[To do]: Copy each entry below unchanged; the images do not go in the copy.

[Dataset records]:
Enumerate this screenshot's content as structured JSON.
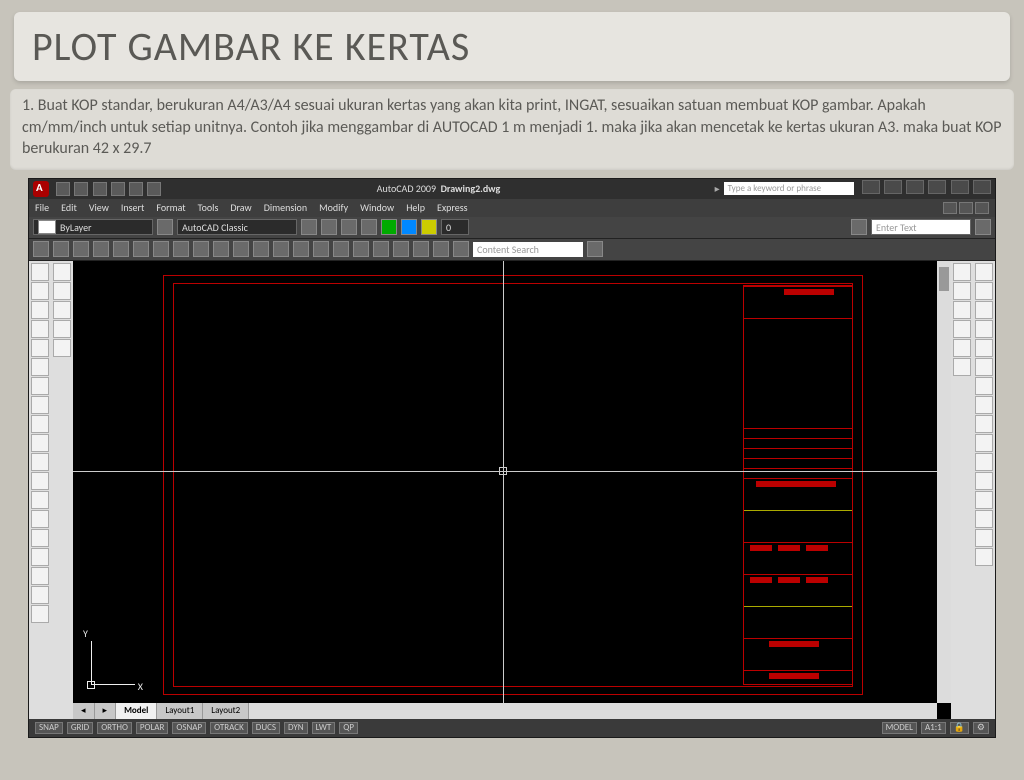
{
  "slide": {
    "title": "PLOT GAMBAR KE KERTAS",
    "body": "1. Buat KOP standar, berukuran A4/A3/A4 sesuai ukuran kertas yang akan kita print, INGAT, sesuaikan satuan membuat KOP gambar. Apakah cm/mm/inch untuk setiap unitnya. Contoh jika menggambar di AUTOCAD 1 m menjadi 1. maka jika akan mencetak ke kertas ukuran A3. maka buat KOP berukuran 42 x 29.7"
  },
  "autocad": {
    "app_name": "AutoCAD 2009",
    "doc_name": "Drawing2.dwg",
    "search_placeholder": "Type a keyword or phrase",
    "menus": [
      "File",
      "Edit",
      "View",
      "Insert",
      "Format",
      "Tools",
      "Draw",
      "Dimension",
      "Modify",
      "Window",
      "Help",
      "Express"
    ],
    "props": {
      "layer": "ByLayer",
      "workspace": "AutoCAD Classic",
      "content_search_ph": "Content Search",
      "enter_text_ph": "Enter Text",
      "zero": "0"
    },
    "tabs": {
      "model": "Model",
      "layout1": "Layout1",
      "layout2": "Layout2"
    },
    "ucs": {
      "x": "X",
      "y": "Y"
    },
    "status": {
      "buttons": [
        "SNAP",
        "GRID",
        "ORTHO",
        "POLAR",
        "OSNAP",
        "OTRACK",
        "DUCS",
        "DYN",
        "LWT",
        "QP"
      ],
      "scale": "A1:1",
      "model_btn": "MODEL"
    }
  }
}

[Task result]:
Enumerate this screenshot's content as structured JSON.
{
  "slide": {
    "title": "PLOT GAMBAR KE KERTAS",
    "body": "1. Buat KOP standar, berukuran A4/A3/A4 sesuai ukuran kertas yang akan kita print, INGAT, sesuaikan satuan membuat KOP gambar. Apakah cm/mm/inch untuk setiap unitnya. Contoh jika menggambar di AUTOCAD 1 m menjadi 1. maka jika akan mencetak ke kertas ukuran A3. maka buat KOP berukuran 42 x 29.7"
  },
  "autocad": {
    "app_name": "AutoCAD 2009",
    "doc_name": "Drawing2.dwg",
    "search_placeholder": "Type a keyword or phrase",
    "menus": [
      "File",
      "Edit",
      "View",
      "Insert",
      "Format",
      "Tools",
      "Draw",
      "Dimension",
      "Modify",
      "Window",
      "Help",
      "Express"
    ],
    "props": {
      "layer": "ByLayer",
      "workspace": "AutoCAD Classic",
      "content_search_ph": "Content Search",
      "enter_text_ph": "Enter Text",
      "zero": "0"
    },
    "tabs": {
      "model": "Model",
      "layout1": "Layout1",
      "layout2": "Layout2"
    },
    "ucs": {
      "x": "X",
      "y": "Y"
    },
    "status": {
      "buttons": [
        "SNAP",
        "GRID",
        "ORTHO",
        "POLAR",
        "OSNAP",
        "OTRACK",
        "DUCS",
        "DYN",
        "LWT",
        "QP"
      ],
      "scale": "A1:1",
      "model_btn": "MODEL"
    }
  }
}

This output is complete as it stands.